*Task prompt*. If a line in the entries below contains the word "with", it counts; report how many such lines there are, and only that number.

[Source records]
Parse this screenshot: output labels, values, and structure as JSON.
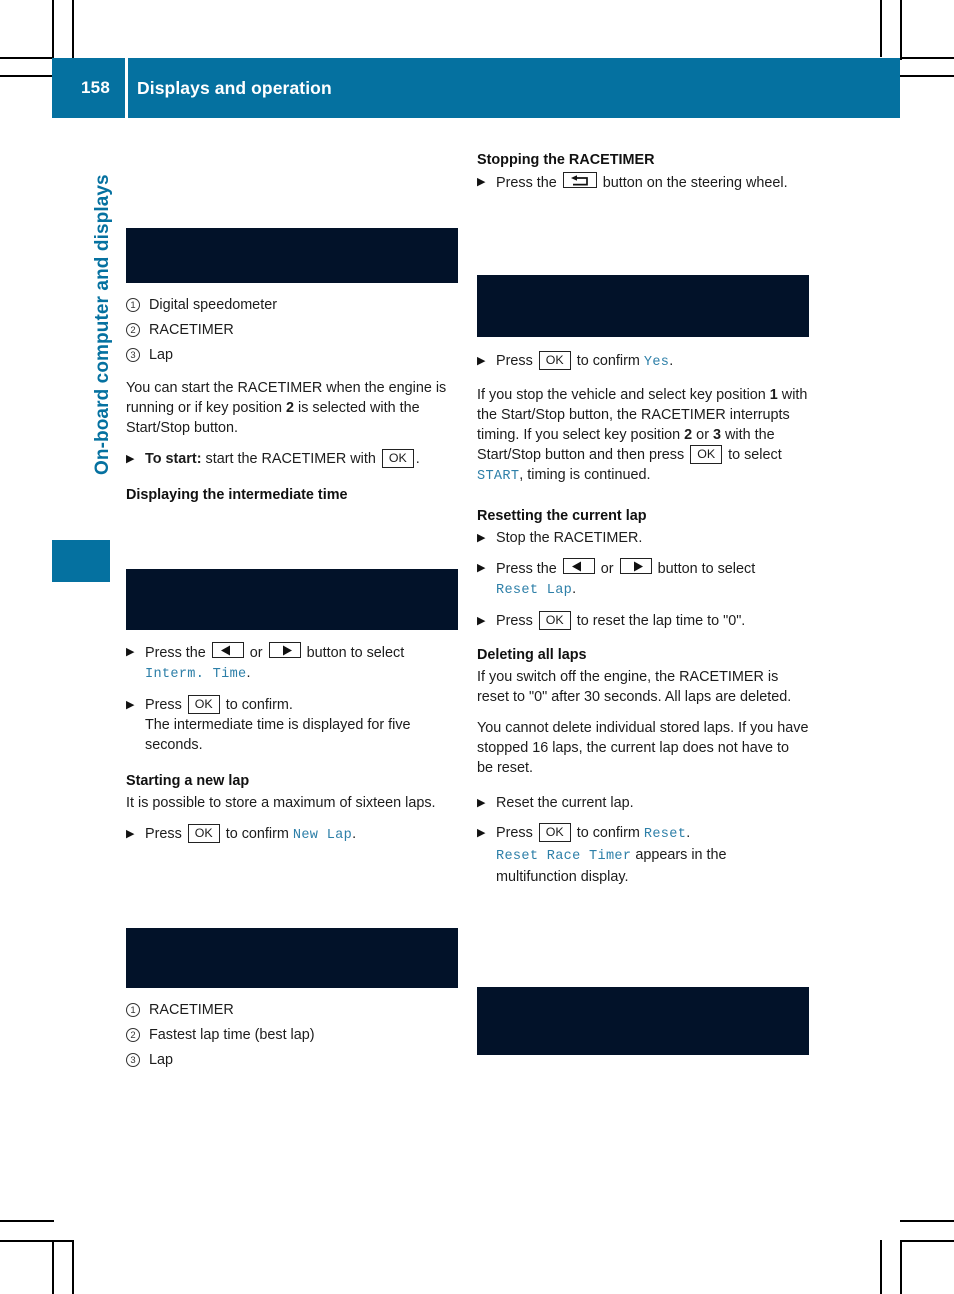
{
  "page": {
    "number": "158",
    "header_title": "Displays and operation",
    "chapter_tab": "On-board computer and displays",
    "accent_color": "#0571A0",
    "figure_color": "#021229",
    "mfd_text_color": "#2D7FA8"
  },
  "left_column": {
    "figure_1_alt": "RACETIMER multifunction display showing digital speedometer, racetimer and lap",
    "legend_1": [
      {
        "num": "1",
        "label": "Digital speedometer"
      },
      {
        "num": "2",
        "label": "RACETIMER"
      },
      {
        "num": "3",
        "label": "Lap"
      }
    ],
    "intro_para": {
      "part1": "You can start the RACETIMER when the engine is running or if key position ",
      "key_position": "2",
      "part2": " is selected with the Start/Stop button."
    },
    "start_step": {
      "lead_bold": "To start:",
      "text_before": " start the RACETIMER with ",
      "key": "OK",
      "text_after": "."
    },
    "heading_intermediate": "Displaying the intermediate time",
    "figure_2_alt": "Multifunction display showing Interm. Time selection",
    "intermediate_steps": [
      {
        "before": "Press the ",
        "key_left": "left-arrow",
        "middle": " or ",
        "key_right": "right-arrow",
        "after": " button to select ",
        "mfd": "Interm. Time",
        "tail": "."
      },
      {
        "before": "Press ",
        "key": "OK",
        "after": " to confirm.",
        "subline": "The intermediate time is displayed for five seconds."
      }
    ],
    "heading_new_lap": "Starting a new lap",
    "new_lap_para": "It is possible to store a maximum of sixteen laps.",
    "new_lap_step": {
      "before": "Press ",
      "key": "OK",
      "middle": " to confirm ",
      "mfd": "New Lap",
      "after": "."
    },
    "figure_3_alt": "Multifunction display showing RACETIMER, fastest lap time and lap",
    "legend_2": [
      {
        "num": "1",
        "label": "RACETIMER"
      },
      {
        "num": "2",
        "label": "Fastest lap time (best lap)"
      },
      {
        "num": "3",
        "label": "Lap"
      }
    ]
  },
  "right_column": {
    "heading_stopping": "Stopping the RACETIMER",
    "stopping_step": {
      "before": "Press the ",
      "key_icon": "back-arrow",
      "after": " button on the steering wheel."
    },
    "figure_4_alt": "Multifunction display prompting to stop the RACETIMER",
    "confirm_step": {
      "before": "Press ",
      "key": "OK",
      "middle": " to confirm ",
      "mfd": "Yes",
      "after": "."
    },
    "stop_para": {
      "p1": "If you stop the vehicle and select key position ",
      "b1": "1",
      "p2": " with the Start/Stop button, the RACETIMER interrupts timing. If you select key position ",
      "b2": "2",
      "p3": " or ",
      "b3": "3",
      "p4": " with the Start/Stop button and then press ",
      "key": "OK",
      "p5": " to select ",
      "mfd": "START",
      "p6": ", timing is continued."
    },
    "heading_resetting": "Resetting the current lap",
    "reset_steps": [
      {
        "text": "Stop the RACETIMER."
      },
      {
        "before": "Press the ",
        "key_left": "left-arrow",
        "middle": " or ",
        "key_right": "right-arrow",
        "after": " button to select ",
        "mfd": "Reset Lap",
        "tail": "."
      },
      {
        "before": "Press ",
        "key": "OK",
        "after": " to reset the lap time to \"0\"."
      }
    ],
    "heading_deleting": "Deleting all laps",
    "delete_para_1": "If you switch off the engine, the RACETIMER is reset to \"0\" after 30 seconds. All laps are deleted.",
    "delete_para_2": "You cannot delete individual stored laps. If you have stopped 16 laps, the current lap does not have to be reset.",
    "delete_steps": [
      {
        "text": "Reset the current lap."
      },
      {
        "before": "Press ",
        "key": "OK",
        "middle": " to confirm ",
        "mfd": "Reset",
        "after": ".",
        "subline_mfd": "Reset Race Timer",
        "subline_rest": " appears in the multifunction display."
      }
    ],
    "figure_5_alt": "Multifunction display showing Reset Race Timer message"
  }
}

*Solution below*. 4